            More information on this project will be provided as the semester progresses.


Research Proposal (45%)

This project will consist of

Preliminary Research Proposal (2.5%)

Research proposal and preliminary bibliography (5%)

            Preliminary Draft of Research Proposal (5%)

Class presentation of research proposal (2.5%)

            Research Proposal (25%)

This is the major written project for this course.  As such, it should incorporate and/or reflect the materials and topics covered in the course. It should also prove particularly useful for students who are planning to conduct research as part of the requirements for completing their graduate work. A more detailed handout will be provided.


Schedule of Class Meetings:

(Note: starred items * indicate a reading available on Blackboard.)


January 23:  Introduction and Overview

Human Subjects policies of Rutgers University, available on the Rutgers website under “Office of Research and Sponsored Programs”


January 30:  Introduction to Feminist Research

            Hawkesworth, Introduction and Ch. 1

            Ackerly and True, Ch. 1

Romero, Maid in the USA, Introduction to 10th Anniversary edition and Ch. 1

            *J. Ann Tickner, “Gendering a Discipline: Some Feminist Methodological Contributions to International Relations,” Signs 30:4


February 6: What is Feminist Research?

            Hawkesworth, Chs. 2 and 3  

            Ackerly and True Ch. 2 and 3

Reminder:  Interview Protocol and Human Subjects Consent Form due February 6


February 13: Feminism, Knowledge, Truth, and Power

Hawkesworth Chs. 4 and 5

Romero, Chs. 2 and 3

Ackerly and True Ch. 4

Reminder:  Preliminary Research Proposal due February 13


February 20: Library research methods

            We will meet in Dana Library and Natalie Borisovets will guide us through research in the library databases.


February 27:  Designing a research project; the research process

            Ackerly and True Ch. 5, 6, and 7

            *J.  Ann Tickner, “What is Your Research Program?” International Studies Quarterly, 2005

Bartkowski, Kissing Cousins, Prologue and ch. 1


March 5: Doing Feminist Research

            Hawkesworth, Ch. 6, 7 and 8

            Ackerly and True, Ch. 8 and 11

            Theresa Hunt, work in progress:

Dissertation methods chapter (chapter 2) and ISA 2012 paper



MARCH 8: WGS Symposium


March 12:  No class; spring break


March 19: Feminist Ethnographic Research; the Research Relationship

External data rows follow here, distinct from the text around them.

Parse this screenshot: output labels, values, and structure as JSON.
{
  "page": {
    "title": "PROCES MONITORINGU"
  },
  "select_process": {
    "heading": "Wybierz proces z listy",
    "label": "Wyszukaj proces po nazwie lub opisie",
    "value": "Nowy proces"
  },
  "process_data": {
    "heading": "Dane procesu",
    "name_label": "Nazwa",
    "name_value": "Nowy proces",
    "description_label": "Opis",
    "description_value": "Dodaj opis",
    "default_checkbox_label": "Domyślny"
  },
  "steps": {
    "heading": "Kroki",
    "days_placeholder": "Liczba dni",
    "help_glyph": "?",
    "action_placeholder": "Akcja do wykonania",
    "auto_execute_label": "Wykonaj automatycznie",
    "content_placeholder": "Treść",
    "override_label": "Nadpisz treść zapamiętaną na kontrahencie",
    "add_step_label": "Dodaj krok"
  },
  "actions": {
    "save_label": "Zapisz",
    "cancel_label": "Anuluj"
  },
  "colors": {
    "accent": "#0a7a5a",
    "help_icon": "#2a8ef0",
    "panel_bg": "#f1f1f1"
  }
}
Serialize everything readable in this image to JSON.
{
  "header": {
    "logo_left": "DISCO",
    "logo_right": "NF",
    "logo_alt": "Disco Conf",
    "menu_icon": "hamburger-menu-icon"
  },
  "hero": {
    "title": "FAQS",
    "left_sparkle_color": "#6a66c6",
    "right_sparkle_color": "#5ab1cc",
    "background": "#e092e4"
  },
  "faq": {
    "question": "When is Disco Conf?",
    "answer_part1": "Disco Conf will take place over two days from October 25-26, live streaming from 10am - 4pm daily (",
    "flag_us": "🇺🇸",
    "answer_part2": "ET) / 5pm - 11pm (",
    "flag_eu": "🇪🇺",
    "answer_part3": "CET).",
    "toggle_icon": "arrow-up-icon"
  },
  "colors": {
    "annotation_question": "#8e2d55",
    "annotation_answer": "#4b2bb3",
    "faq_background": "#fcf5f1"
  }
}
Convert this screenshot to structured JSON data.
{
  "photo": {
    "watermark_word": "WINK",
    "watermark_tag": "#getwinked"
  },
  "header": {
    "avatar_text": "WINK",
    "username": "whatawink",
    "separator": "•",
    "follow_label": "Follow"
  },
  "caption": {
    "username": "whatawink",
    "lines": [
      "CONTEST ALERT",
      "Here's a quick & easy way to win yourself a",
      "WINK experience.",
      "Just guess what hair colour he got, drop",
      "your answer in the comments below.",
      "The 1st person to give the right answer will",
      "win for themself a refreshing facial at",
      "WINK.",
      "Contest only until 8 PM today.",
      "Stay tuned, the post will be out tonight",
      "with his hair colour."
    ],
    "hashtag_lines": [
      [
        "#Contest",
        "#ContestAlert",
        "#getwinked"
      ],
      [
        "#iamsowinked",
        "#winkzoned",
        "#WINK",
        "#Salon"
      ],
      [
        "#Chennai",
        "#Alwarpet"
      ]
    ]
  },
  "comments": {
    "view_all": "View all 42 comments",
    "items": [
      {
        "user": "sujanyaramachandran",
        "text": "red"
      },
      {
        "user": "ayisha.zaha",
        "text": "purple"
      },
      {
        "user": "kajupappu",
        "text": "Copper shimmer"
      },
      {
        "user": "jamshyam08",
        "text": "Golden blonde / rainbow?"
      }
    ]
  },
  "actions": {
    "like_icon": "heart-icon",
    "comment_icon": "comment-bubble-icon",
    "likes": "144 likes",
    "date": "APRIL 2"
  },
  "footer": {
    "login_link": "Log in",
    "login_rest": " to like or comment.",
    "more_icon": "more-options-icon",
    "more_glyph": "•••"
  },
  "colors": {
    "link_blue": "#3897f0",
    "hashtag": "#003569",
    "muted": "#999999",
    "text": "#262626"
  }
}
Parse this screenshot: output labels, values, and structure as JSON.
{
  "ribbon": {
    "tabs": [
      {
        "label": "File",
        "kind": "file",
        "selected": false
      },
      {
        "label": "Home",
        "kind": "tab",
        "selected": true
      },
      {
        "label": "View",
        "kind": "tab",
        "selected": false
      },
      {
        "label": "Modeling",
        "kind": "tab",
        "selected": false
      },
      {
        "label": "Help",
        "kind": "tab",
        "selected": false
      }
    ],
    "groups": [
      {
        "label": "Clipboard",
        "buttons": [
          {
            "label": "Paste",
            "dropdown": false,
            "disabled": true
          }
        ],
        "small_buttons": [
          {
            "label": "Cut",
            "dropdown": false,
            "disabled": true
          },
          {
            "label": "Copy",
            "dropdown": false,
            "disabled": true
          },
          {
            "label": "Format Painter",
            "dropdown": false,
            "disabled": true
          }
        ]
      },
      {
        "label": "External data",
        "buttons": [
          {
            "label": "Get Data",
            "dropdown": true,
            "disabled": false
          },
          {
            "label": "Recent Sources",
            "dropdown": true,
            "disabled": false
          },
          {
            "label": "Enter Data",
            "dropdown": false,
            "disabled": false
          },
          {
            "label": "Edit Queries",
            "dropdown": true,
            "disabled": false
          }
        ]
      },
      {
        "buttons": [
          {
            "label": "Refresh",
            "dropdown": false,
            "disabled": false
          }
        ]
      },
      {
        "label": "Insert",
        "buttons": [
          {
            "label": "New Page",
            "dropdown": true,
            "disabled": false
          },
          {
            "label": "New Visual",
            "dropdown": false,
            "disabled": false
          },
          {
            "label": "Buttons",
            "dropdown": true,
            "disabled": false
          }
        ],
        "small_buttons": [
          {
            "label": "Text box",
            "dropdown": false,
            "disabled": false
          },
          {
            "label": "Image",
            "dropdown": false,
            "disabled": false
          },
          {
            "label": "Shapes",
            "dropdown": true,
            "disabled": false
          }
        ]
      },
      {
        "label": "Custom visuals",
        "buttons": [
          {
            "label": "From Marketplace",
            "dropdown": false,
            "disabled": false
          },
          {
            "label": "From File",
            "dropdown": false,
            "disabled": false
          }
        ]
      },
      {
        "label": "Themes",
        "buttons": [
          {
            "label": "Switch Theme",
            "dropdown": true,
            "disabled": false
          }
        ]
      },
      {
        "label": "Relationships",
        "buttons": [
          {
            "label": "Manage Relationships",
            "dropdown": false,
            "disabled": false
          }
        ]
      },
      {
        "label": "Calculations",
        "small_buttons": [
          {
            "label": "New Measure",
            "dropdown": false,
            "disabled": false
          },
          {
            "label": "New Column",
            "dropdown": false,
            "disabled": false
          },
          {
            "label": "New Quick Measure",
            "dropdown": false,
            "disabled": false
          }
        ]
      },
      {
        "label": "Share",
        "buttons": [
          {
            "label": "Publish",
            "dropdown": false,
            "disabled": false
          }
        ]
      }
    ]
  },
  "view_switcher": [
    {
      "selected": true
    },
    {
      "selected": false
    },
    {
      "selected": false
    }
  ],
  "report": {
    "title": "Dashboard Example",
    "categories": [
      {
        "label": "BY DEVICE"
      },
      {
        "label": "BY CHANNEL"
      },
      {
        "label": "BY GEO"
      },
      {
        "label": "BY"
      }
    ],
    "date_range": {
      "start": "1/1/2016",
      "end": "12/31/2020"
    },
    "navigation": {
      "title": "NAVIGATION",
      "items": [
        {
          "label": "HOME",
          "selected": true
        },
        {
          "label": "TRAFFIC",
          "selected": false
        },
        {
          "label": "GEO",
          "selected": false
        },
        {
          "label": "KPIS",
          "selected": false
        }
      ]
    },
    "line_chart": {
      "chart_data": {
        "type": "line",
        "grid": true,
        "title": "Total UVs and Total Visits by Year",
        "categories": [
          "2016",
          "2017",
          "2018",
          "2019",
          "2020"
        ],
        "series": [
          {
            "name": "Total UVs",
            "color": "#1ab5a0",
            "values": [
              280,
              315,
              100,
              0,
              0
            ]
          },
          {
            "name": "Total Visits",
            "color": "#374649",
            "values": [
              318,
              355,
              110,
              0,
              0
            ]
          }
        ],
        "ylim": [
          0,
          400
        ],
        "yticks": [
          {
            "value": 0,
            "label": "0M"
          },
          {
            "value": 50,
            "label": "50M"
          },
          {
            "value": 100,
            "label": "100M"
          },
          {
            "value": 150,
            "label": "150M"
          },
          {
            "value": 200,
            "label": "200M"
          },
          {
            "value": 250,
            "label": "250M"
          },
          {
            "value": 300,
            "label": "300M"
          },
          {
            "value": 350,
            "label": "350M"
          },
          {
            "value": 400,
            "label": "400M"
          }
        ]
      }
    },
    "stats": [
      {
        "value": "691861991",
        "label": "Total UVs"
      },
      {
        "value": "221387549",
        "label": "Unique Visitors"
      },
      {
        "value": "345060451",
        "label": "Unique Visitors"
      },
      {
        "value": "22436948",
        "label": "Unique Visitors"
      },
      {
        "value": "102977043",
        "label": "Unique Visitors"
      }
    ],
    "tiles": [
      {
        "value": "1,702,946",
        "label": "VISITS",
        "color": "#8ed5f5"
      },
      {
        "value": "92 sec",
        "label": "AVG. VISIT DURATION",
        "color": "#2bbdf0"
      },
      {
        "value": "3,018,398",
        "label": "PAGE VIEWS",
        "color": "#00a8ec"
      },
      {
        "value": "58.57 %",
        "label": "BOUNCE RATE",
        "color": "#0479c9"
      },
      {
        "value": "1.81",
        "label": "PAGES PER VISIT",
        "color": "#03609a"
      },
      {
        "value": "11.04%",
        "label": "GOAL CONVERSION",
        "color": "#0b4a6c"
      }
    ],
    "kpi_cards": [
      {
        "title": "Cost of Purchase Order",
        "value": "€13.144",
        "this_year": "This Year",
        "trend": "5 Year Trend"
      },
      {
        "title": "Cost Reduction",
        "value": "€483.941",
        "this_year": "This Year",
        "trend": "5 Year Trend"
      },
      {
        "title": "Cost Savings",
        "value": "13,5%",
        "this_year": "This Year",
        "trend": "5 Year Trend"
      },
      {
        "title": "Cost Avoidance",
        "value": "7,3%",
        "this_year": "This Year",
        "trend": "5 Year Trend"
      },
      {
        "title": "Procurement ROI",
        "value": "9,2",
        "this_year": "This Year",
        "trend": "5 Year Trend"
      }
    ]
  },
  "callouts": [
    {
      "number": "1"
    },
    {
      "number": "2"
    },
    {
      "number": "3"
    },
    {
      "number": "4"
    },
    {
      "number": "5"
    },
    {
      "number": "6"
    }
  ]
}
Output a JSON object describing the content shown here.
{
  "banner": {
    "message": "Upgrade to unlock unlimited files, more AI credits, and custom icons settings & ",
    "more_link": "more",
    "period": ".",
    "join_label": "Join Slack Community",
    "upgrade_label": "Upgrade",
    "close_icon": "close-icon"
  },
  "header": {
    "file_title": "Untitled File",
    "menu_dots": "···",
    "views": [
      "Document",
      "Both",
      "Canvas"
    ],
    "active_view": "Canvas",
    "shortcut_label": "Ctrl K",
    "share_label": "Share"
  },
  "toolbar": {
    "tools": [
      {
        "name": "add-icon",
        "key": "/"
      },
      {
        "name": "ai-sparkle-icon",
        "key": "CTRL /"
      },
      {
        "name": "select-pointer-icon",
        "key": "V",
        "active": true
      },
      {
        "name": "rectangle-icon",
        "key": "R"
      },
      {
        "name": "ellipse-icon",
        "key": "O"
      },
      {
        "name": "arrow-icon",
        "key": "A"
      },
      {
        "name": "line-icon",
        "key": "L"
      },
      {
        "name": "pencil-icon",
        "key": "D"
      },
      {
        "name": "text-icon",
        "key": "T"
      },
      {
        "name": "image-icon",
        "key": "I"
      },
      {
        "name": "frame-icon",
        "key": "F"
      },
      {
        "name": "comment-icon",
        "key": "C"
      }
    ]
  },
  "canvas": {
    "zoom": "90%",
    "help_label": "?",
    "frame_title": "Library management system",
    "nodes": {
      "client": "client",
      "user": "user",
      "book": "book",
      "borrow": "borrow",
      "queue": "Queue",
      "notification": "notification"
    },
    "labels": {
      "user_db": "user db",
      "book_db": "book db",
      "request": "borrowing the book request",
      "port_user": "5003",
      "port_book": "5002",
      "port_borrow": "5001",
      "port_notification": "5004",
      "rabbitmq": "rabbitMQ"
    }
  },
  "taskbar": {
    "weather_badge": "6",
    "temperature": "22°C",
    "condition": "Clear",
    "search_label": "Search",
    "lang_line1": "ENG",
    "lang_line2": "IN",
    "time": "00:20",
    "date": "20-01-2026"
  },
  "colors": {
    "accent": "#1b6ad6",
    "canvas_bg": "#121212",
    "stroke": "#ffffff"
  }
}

            *Shahnaz Khan, “Reconfiguring the Native Informant” Signs 30:4

            *Jamie Lew, “Insider and Outsider: Reflexivity and Intersubjectivity in Ethnography,” in Blanchett and Scott, Research in Urban Educational Settings

Romero, Maid in the USA, chs. 4 through 7 and afterword


Reminder: Research proposal statement (2 to 3 paragraphs) and bibliography due to instructor March 19


March 26:  Feminist Methods and Counting:  Using Numbers and Quantitative Data

            +Deborah Stone, ch. 7 “Numbers” in Policy Paradox

            Ackerly and True, Ch. 9 and 10


Class project on data: Mancession vs. Shecession  READINGS TBA


April 2:  Postmodernism, Poststructuralism, and Feminist Research

            Bartkowski, Kissing Cousins, remainder of book


April 9:  Managing the Research Process:

            Ackerly and True, Ch. 12 through 14


April 12:  Domestic Workers Conference, Mary Romero, keynote


April 16:  Feminist Content Analysis and Mixed Methods Research

            Heidi Swarts, content analysis work in progress

* Mary Margaret Fonow and Judith A. Cook, “Feminist Methodology: New Applications in the Academy and Public Policy” Signs 30:2


April 23:  Putting it all together

Research proposal presentations: prepare a brief outline or synopsis to distribute to the class.

Preliminary Draft of Research Proposals Due


April 30: 

Research proposal presentations: prepare a brief outline or synopsis to distribute to the class.

Reminder: Interview papers due


May 7:  Final Research Proposal paper due